It is worth noting that the Substantiation Notice indicates that RCTs are required for claims about serious diseases – not for all health benefit claims. This may indicate that the FTC is taking a more flexible approach to the “competent and reliable scientific evidence” standard than indicated in the Health Products Compliance Guidance.
Importance of Compliance with Endorsement and Testimonial Guidelines
Recipients of the Substantiation Notice also received a copy of the previous notice of penalty offenses regarding the use of endorsement and testimonials (Endorsement Notice). As we’ve discussed, misleading practices identified in the Endorsement Notice include:
- Falsely claiming an endorsement by a third party;
- Misrepresenting that an endorser is an actual user, a current user or a recent user;
- Continuing to use an endorsement without good reason to believe that the endorser continues to subscribe to the views presented;
- Misrepresenting that an endorsement represents the experience, views or opinions of users or purported users;
- Using an endorsement to make deceptive performance claims;
- Failing to disclose an unexpected material connection with an endorser; and
- Misrepresenting that the experience of endorsers represents consumers’ typical or ordinary experience.
Note that the FTC’s Health Products Compliance Guidance also discusses endorsements and testimonials.
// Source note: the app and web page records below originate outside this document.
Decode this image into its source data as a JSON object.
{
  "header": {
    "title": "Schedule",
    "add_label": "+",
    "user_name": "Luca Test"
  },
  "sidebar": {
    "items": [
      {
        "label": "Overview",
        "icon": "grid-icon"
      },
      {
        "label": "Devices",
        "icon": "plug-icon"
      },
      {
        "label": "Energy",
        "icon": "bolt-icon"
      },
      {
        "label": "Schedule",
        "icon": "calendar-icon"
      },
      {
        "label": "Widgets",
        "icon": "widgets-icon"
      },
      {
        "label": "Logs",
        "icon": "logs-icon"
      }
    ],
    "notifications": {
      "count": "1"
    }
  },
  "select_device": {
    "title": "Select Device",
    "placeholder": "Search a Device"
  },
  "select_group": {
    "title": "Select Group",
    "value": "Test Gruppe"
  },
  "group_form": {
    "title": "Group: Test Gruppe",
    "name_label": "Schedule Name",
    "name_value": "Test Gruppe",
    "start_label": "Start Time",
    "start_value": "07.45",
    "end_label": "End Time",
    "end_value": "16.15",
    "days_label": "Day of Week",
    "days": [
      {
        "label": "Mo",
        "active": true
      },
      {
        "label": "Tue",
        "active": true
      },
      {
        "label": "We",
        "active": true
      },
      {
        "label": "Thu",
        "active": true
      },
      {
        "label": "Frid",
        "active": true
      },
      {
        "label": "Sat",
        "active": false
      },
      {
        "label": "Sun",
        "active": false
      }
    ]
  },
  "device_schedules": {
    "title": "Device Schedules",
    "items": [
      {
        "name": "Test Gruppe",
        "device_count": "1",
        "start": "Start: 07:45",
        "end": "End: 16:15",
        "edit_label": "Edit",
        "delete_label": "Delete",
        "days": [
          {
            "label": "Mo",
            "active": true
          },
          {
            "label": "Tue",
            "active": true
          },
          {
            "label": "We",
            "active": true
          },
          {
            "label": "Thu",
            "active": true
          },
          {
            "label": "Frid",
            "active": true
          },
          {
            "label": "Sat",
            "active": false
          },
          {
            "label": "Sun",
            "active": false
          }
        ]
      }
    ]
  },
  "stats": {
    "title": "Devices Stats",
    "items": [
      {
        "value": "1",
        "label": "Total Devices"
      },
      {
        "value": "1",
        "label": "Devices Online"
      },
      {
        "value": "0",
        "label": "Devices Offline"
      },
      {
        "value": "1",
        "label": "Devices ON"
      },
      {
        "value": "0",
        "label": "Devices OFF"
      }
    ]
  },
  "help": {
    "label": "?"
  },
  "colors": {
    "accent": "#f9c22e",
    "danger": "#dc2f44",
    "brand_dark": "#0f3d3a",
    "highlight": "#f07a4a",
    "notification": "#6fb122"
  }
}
The guidance explains that consumer testimonials and expert endorsements do not provide a workaround from applicable substantiation requirements. In other words, a company cannot make health claims through testimonials and endorsements that would be deceptive or that could not be substantiated if made directly by the company. The company must also have appropriate evidence to support the claim and disclose the results that consumers should typically expect.
What This Means for Companies
The FTC is continuing to explore its enforcement options following FTC v. AMG Capital Management, LLC, in which the Supreme Court restricted the FTC’s ability to seek monetary penalties under Section 13(b) of the FTC Act. Last fall, the FTC issued several Notices of Penalty Offenses to thousands of companies, putting them on notice regarding misrepresentations by for-profit educational institutions about job and earnings prospects, misleading endorsements, and deceptive claims about money-making opportunities.
Keep in mind that receiving a Notice of Penalty Offenses is not an indication that the recipient has engaged in any wrongdoing. Additionally, the Notice of Penalty Offenses does not create any new obligations or requirements for recipients. However, if a recipient nonetheless engages in conduct that the FTC has previously found unlawful under Section 5 of the FTC Act, the recipient may be subject to substantial civil penalties.
In fact, the FTC has used its Penalty Offense Authority to obtain monetary penalties in recent enforcement actions. For example, the FTC used its Penalty Offense Authority to support a:
- Combined $5.5 million civil penalty from Kohl’s and Walmart for violating the Textile Act when they had previously received a Notice of Penalty Offenses regarding the improper labeling and advertising of textile products.
- $2.6 million penalty from DK Automation after the company continued to use deceptive earnings claims after they received Notices of Penalty Offenses regarding money-making opportunities and endorsements.
- $1.7 million penalty from WealthPress for deceptive money-making claims (made after the company received a Penalty Offense Notice for money-making claims), as well as violations of the Restore Online Shoppers’ Confidence Act.